● **PROBLEM REQUIREMENTS**
In the entries below, work out how many lines include "heading", and write only that number.

--------

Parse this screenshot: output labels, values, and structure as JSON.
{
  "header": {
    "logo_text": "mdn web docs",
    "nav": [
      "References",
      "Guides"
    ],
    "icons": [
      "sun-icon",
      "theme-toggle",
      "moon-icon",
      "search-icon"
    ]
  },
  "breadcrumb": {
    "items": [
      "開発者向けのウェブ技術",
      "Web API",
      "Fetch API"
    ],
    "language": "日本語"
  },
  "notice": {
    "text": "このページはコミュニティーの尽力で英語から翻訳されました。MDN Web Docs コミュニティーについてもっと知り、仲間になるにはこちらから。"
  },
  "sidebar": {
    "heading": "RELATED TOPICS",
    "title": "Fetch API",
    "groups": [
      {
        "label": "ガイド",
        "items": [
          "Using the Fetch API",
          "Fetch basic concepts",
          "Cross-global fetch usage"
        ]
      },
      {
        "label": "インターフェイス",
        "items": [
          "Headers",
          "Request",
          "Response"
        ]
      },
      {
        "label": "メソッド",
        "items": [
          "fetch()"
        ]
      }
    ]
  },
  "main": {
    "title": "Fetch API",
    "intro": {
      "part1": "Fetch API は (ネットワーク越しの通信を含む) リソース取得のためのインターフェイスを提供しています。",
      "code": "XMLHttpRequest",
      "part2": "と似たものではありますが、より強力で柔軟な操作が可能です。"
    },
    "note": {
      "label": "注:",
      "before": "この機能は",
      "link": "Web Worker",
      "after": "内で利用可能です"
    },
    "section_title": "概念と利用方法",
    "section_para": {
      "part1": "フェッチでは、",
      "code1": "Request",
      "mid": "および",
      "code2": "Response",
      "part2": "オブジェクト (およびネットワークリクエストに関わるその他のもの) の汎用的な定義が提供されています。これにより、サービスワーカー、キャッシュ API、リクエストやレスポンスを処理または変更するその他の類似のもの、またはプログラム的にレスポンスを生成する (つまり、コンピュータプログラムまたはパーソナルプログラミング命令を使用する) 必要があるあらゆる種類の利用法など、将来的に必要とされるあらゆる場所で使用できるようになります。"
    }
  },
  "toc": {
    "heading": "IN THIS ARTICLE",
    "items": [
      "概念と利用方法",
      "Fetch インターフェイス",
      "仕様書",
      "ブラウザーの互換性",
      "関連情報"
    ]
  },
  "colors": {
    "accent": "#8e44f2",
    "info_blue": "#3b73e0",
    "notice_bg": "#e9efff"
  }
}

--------

● **RESULT**
2